Assignment » Return the full set of entries exactly. Omit none.

····················

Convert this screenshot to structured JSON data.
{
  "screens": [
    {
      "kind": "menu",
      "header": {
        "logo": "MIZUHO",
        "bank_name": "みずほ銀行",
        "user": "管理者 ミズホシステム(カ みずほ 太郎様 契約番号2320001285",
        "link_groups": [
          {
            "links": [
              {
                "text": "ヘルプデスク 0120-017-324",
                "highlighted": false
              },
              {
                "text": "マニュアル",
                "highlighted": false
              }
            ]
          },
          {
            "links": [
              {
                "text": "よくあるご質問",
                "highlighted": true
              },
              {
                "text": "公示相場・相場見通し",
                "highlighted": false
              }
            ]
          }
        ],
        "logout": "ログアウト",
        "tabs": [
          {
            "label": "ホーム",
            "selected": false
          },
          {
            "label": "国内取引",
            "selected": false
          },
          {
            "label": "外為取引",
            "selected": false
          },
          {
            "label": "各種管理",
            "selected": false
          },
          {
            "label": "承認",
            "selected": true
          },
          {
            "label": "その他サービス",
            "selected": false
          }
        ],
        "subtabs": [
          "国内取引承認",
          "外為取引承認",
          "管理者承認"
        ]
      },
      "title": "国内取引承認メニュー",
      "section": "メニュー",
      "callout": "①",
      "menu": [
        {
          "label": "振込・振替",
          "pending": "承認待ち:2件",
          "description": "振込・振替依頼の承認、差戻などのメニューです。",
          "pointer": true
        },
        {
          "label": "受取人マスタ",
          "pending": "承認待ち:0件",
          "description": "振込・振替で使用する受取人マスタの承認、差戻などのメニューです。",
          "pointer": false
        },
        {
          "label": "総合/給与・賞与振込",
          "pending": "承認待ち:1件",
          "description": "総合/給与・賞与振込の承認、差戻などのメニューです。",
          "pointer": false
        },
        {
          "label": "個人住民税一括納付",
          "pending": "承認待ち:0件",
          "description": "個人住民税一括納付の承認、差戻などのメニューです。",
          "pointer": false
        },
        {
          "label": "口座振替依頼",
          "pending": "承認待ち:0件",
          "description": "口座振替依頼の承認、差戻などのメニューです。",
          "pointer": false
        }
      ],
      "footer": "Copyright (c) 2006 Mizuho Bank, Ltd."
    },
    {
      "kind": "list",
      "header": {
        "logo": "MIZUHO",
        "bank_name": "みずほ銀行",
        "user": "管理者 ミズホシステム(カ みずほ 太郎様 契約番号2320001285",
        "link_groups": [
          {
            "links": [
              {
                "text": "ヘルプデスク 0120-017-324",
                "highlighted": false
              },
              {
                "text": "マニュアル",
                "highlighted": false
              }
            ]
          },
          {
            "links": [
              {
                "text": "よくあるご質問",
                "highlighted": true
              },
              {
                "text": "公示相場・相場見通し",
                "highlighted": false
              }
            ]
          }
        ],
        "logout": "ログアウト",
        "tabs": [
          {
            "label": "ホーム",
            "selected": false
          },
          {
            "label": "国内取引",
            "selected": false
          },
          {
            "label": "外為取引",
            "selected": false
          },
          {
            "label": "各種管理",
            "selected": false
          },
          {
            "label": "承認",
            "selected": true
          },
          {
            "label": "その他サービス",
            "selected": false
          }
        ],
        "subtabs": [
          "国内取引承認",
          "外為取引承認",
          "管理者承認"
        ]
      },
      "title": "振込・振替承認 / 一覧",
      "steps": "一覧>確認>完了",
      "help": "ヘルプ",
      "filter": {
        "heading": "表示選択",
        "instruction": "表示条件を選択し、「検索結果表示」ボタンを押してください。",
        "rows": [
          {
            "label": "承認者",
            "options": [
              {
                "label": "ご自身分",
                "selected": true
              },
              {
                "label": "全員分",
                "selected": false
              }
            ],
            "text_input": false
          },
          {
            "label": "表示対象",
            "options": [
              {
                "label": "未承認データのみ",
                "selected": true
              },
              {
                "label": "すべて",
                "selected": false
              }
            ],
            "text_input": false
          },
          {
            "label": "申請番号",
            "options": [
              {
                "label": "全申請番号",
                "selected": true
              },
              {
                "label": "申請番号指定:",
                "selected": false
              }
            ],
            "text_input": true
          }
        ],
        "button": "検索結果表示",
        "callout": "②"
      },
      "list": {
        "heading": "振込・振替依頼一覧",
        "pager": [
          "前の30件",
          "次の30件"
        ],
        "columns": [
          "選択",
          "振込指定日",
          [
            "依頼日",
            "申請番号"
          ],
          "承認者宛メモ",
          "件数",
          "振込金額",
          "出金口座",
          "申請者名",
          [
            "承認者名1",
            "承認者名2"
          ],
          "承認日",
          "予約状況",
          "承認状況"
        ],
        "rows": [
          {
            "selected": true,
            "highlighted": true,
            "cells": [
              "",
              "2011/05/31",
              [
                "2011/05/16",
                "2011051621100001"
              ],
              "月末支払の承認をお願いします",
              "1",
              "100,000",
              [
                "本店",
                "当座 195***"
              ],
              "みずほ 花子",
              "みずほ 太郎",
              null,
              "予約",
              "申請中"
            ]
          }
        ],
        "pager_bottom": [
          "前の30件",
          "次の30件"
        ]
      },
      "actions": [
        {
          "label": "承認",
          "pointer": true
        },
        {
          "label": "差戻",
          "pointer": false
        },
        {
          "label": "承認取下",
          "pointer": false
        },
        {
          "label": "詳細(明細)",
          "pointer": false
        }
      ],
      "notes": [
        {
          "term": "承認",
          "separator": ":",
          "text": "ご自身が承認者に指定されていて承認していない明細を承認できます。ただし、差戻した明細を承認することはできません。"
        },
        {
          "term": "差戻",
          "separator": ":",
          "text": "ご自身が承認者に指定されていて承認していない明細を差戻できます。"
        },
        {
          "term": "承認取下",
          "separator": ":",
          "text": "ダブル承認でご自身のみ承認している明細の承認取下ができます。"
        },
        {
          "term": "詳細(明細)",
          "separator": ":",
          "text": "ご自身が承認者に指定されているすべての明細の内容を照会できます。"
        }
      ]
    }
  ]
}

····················

Result »
Convert this screenshot to structured JSON data.
{
  "screens": [
    {
      "kind": "menu",
      "header": {
        "logo": "MIZUHO",
        "bank_name": "みずほ銀行",
        "user": "管理者 ミズホシステム(カ みずほ 太郎様 契約番号2320001285",
        "link_groups": [
          {
            "links": [
              {
                "text": "ヘルプデスク 0120-017-324",
                "highlighted": false
              },
              {
                "text": "マニュアル",
                "highlighted": false
              }
            ]
          },
          {
            "links": [
              {
                "text": "よくあるご質問",
                "highlighted": true
              },
              {
                "text": "公示相場・相場見通し",
                "highlighted": false
              }
            ]
          }
        ],
        "logout": "ログアウト",
        "tabs": [
          {
            "label": "ホーム",
            "selected": false
          },
          {
            "label": "国内取引",
            "selected": false
          },
          {
            "label": "外為取引",
            "selected": false
          },
          {
            "label": "各種管理",
            "selected": false
          },
          {
            "label": "承認",
            "selected": true
          },
          {
            "label": "その他サービス",
            "selected": false
          }
        ],
        "subtabs": [
          "国内取引承認",
          "外為取引承認",
          "管理者承認"
        ]
      },
      "title": "国内取引承認メニュー",
      "section": "メニュー",
      "callout": "①",
      "menu": [
        {
          "label": "振込・振替",
          "pending": "承認待ち:2件",
          "description": "振込・振替依頼の承認、差戻などのメニューです。",
          "pointer": true
        },
        {
          "label": "受取人マスタ",
          "pending": "承認待ち:0件",
          "description": "振込・振替で使用する受取人マスタの承認、差戻などのメニューです。",
          "pointer": false
        },
        {
          "label": "総合/給与・賞与振込",
          "pending": "承認待ち:1件",
          "description": "総合/給与・賞与振込の承認、差戻などのメニューです。",
          "pointer": false
        },
        {
          "label": "個人住民税一括納付",
          "pending": "承認待ち:0件",
          "description": "個人住民税一括納付の承認、差戻などのメニューです。",
          "pointer": false
        },
        {
          "label": "口座振替依頼",
          "pending": "承認待ち:0件",
          "description": "口座振替依頼の承認、差戻などのメニューです。",
          "pointer": false
        }
      ],
      "footer": "Copyright (c) 2006 Mizuho Bank, Ltd."
    },
    {
      "kind": "list",
      "header": {
        "logo": "MIZUHO",
        "bank_name": "みずほ銀行",
        "user": "管理者 ミズホシステム(カ みずほ 太郎様 契約番号2320001285",
        "link_groups": [
          {
            "links": [
              {
                "text": "ヘルプデスク 0120-017-324",
                "highlighted": false
              },
              {
                "text": "マニュアル",
                "highlighted": false
              }
            ]
          },
          {
            "links": [
              {
                "text": "よくあるご質問",
                "highlighted": true
              },
              {
                "text": "公示相場・相場見通し",
                "highlighted": false
              }
            ]
          }
        ],
        "logout": "ログアウト",
        "tabs": [
          {
            "label": "ホーム",
            "selected": false
          },
          {
            "label": "国内取引",
            "selected": false
          },
          {
            "label": "外為取引",
            "selected": false
          },
          {
            "label": "各種管理",
            "selected": false
          },
          {
            "label": "承認",
            "selected": true
          },
          {
            "label": "その他サービス",
            "selected": false
          }
        ],
        "subtabs": [
          "国内取引承認",
          "外為取引承認",
          "管理者承認"
        ]
      },
      "title": "振込・振替承認 / 一覧",
      "steps": "一覧>確認>完了",
      "help": "ヘルプ",
      "filter": {
        "heading": "表示選択",
        "instruction": "表示条件を選択し、「検索結果表示」ボタンを押してください。",
        "rows": [
          {
            "label": "承認者",
            "options": [
              {
                "label": "ご自身分",
                "selected": true
              },
              {
                "label": "全員分",
                "selected": false
              }
            ],
            "text_input": false
          },
          {
            "label": "表示対象",
            "options": [
              {
                "label": "未承認データのみ",
                "selected": true
              },
              {
                "label": "すべて",
                "selected": false
              }
            ],
            "text_input": false
          },
          {
            "label": "申請番号",
            "options": [
              {
                "label": "全申請番号",
                "selected": true
              },
              {
                "label": "申請番号指定:",
                "selected": false
              }
            ],
            "text_input": true
          }
        ],
        "button": "検索結果表示",
        "callout": "②"
      },
      "list": {
        "heading": "振込・振替依頼一覧",
        "pager": [
          "前の30件",
          "次の30件"
        ],
        "columns": [
          "選択",
          "振込指定日",
          [
            "依頼日",
            "申請番号"
          ],
          "承認者宛メモ",
          "件数",
          "振込金額",
          "出金口座",
          "申請者名",
          [
            "承認者名1",
            "承認者名2"
          ],
          "承認日",
          "予約状況",
          "承認状況"
        ],
        "rows": [
          {
            "selected": true,
            "highlighted": true,
            "cells": [
              "",
              "2011/05/31",
              [
                "2011/05/16",
                "2011051621100001"
              ],
              "月末支払の承認をお願いします",
              "1",
              "100,000",
              [
                "本店",
                "当座 195***"
              ],
              "みずほ 花子",
              "みずほ 太郎",
              null,
              "予約",
              "申請中"
            ]
          }
        ],
        "pager_bottom": [
          "前の30件",
          "次の30件"
        ]
      },
      "actions": [
        {
          "label": "承認",
          "pointer": true
        },
        {
          "label": "差戻",
          "pointer": false
        },
        {
          "label": "承認取下",
          "pointer": false
        },
        {
          "label": "詳細(明細)",
          "pointer": false
        }
      ],
      "notes": [
        {
          "term": "承認",
          "separator": ":",
          "text": "ご自身が承認者に指定されていて承認していない明細を承認できます。ただし、差戻した明細を承認することはできません。"
        },
        {
          "term": "差戻",
          "separator": ":",
          "text": "ご自身が承認者に指定されていて承認していない明細を差戻できます。"
        },
        {
          "term": "承認取下",
          "separator": ":",
          "text": "ダブル承認でご自身のみ承認している明細の承認取下ができます。"
        },
        {
          "term": "詳細(明細)",
          "separator": ":",
          "text": "ご自身が承認者に指定されているすべての明細の内容を照会できます。"
        }
      ]
    }
  ]
}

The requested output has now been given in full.